By placing Elastigirl at the forefront of the action, he also ensures Incredibles 2 is every bit the feminist superhero flick of the moment.

Crucially, however, he doesn’t lose sight of the characters. And the Incredibles themselves remain as endearing as ever, especially Nelson’s put-upon Mr Incredible, whose plight at the hands of his kids is something that any fatigued parent can relate to.

Indeed, some of the film’s very best scenes come from the home struggle, which bring a humanity and down to earth quality that’s missing from so many superhero films.

There’s also a new scene-stealer in town. Baby Jack-Jack is a comedic gem: a battle with a raccoon being one of the film’s highlights in which Bird gets to exercise a level of hilarity not seen since the heyday of Tom & Jerry or even Wiley Coyote and Roadrunner. It will get family members of every age laughing into the aisles.

Incredibles 2 is therefore another Pixar masterpiece. A follow-up that may not surpass the achievements of its illustrious predecessor, but which still manages to deliver a classic in its own right. You’ll have a blast.

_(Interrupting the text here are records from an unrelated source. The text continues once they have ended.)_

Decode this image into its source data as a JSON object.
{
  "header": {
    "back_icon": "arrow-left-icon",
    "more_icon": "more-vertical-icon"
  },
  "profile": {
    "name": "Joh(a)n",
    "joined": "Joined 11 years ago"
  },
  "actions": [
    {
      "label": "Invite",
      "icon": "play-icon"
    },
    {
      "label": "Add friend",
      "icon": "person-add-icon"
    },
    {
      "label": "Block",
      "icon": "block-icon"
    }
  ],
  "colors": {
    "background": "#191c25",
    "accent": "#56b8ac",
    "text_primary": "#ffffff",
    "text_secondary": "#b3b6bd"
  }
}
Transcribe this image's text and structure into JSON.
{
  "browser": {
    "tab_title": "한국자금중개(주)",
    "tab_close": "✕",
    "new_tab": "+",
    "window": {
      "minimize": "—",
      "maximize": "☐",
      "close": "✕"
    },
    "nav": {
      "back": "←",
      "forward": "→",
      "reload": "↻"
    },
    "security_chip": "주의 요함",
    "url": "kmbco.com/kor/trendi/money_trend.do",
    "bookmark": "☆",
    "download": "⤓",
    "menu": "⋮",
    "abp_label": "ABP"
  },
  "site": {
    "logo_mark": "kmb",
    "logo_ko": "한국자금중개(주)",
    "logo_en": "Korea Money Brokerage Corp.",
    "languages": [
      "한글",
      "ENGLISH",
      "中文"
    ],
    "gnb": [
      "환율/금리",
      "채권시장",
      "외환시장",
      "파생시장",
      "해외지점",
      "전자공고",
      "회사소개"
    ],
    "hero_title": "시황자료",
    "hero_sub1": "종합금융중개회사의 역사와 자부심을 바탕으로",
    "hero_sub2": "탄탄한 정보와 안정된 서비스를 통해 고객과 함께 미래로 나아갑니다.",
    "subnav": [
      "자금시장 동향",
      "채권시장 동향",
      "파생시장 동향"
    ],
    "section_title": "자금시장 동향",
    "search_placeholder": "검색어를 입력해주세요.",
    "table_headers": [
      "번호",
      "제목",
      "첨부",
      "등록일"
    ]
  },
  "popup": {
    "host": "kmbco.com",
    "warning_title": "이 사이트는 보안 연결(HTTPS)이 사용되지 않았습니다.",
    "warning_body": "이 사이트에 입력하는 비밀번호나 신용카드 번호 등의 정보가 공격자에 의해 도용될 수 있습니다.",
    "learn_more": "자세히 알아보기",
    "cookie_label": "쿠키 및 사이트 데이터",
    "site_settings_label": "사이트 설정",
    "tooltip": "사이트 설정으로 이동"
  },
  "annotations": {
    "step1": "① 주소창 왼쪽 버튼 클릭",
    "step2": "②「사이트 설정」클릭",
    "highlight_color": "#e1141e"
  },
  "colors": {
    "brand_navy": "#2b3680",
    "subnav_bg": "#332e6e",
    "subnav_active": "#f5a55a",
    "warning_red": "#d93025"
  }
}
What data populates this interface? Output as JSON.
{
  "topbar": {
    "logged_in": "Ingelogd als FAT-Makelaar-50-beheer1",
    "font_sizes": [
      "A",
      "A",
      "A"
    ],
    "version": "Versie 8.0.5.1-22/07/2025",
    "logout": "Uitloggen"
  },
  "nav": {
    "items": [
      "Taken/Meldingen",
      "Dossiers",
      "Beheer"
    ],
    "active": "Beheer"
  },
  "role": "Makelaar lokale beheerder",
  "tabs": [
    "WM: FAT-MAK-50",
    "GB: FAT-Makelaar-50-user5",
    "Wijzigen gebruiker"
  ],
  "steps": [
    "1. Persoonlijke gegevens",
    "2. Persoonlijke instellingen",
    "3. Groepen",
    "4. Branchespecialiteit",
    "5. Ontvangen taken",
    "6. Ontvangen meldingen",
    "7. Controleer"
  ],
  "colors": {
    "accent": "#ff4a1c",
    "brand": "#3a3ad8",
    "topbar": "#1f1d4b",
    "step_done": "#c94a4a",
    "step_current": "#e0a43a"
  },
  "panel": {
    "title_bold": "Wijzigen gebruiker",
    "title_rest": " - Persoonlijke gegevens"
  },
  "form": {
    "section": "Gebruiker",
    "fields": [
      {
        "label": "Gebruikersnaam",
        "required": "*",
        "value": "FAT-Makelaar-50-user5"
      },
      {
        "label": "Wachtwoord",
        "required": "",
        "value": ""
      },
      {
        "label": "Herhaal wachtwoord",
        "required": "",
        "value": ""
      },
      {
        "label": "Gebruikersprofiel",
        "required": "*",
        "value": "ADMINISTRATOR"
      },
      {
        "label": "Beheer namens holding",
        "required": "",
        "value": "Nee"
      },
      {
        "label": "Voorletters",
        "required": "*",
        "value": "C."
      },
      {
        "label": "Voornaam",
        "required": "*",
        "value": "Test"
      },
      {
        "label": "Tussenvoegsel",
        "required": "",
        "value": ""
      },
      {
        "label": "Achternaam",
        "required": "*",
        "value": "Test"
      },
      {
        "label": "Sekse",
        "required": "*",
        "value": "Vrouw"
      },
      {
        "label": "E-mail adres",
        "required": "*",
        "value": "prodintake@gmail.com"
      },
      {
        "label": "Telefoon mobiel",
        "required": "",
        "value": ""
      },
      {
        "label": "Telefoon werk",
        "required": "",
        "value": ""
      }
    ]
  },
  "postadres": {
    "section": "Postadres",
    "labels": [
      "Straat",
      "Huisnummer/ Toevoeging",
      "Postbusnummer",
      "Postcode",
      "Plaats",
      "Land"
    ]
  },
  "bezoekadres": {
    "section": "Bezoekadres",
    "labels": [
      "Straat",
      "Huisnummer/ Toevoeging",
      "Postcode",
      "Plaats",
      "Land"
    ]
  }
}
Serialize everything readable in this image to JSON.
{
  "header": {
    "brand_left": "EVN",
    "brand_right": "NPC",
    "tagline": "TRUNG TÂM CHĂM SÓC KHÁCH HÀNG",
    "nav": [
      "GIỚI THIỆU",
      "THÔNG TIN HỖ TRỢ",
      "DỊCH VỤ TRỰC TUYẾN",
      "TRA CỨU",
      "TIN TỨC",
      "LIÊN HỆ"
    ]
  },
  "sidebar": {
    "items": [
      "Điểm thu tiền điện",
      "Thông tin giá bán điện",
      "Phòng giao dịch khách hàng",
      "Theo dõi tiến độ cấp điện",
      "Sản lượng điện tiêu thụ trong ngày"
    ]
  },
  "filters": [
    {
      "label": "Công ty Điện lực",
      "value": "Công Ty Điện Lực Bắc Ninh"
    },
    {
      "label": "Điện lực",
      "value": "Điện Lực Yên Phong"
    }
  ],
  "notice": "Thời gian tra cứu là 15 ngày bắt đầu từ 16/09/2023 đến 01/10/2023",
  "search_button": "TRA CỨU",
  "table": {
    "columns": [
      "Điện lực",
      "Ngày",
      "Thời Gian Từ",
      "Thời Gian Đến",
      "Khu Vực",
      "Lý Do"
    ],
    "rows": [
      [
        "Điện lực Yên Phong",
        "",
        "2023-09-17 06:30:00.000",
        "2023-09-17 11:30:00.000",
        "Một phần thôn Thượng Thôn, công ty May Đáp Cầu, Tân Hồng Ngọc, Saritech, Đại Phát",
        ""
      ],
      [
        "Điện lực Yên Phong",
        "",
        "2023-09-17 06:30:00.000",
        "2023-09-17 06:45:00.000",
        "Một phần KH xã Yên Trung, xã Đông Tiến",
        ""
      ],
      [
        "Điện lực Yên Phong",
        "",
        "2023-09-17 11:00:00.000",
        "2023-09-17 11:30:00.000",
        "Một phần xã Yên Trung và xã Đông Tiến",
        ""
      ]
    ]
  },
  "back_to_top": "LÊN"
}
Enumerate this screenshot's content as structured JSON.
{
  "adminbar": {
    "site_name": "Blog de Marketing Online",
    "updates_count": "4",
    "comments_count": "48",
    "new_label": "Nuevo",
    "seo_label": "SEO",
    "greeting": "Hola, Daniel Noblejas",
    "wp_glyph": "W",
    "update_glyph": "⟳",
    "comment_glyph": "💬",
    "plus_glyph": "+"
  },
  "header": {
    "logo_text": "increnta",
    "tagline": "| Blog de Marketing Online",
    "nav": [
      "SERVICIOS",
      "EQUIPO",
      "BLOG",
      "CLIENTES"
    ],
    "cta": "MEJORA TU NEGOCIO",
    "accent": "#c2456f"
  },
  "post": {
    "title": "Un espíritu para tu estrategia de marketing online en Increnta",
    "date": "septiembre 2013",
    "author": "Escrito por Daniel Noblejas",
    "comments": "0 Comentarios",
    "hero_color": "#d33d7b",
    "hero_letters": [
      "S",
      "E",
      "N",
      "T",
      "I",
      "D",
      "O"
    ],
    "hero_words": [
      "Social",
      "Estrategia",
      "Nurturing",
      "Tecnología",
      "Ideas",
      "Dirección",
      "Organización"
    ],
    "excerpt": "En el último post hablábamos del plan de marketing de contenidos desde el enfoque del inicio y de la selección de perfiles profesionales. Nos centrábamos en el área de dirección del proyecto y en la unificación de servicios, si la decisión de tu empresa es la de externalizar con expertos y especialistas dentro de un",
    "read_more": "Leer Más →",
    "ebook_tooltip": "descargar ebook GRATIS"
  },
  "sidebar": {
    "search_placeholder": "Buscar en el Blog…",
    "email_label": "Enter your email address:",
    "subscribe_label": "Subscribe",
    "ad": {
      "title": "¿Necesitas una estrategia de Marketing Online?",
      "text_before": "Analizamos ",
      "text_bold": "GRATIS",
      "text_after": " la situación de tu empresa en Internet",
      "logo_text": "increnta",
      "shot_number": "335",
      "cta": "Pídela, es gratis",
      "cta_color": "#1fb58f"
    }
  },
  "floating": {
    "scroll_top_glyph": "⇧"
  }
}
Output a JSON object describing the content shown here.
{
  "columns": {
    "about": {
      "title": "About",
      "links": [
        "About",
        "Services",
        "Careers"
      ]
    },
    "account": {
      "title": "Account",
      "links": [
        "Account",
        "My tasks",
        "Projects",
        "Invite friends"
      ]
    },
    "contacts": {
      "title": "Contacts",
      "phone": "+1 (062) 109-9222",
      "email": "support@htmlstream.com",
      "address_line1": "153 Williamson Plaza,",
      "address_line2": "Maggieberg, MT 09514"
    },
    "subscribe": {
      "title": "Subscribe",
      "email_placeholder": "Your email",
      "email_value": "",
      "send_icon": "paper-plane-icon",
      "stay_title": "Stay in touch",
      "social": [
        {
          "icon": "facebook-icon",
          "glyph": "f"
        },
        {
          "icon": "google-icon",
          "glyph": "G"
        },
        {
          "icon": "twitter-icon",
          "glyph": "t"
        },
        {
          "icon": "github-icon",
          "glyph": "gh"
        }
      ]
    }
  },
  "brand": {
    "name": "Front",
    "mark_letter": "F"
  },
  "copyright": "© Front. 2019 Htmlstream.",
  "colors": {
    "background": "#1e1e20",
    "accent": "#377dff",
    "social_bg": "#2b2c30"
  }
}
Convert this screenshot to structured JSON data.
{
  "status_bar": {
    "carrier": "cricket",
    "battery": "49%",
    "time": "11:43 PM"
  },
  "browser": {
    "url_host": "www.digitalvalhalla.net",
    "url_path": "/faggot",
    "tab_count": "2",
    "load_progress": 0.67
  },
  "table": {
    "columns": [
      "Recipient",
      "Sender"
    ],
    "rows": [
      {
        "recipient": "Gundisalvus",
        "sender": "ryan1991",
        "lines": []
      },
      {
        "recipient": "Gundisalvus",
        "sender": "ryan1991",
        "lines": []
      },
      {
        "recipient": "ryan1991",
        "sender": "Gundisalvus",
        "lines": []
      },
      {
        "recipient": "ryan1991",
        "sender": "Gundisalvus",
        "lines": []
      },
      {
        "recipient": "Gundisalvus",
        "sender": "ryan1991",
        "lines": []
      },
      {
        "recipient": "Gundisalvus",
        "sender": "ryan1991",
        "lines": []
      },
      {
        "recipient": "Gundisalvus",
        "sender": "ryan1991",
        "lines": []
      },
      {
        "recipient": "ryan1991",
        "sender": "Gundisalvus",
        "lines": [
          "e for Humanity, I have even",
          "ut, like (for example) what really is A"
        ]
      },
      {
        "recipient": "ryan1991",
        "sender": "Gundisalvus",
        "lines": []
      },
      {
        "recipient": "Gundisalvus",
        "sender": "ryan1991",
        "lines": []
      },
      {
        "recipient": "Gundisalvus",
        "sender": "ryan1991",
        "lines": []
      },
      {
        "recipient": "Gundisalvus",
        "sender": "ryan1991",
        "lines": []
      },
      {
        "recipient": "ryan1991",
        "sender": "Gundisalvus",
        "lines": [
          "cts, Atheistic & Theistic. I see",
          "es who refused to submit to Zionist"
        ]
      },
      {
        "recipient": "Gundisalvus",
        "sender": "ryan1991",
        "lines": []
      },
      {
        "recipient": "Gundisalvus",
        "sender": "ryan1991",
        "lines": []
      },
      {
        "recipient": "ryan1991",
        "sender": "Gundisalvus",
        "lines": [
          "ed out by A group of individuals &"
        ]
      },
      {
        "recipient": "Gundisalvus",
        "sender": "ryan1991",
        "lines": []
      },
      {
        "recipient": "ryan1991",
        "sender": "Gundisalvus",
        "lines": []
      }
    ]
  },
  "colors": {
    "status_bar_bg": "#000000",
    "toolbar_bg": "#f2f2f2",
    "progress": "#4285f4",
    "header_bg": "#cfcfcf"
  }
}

Certificate: PG
Running time: 2hrs 5mins
UK Release Date: July 13, 2018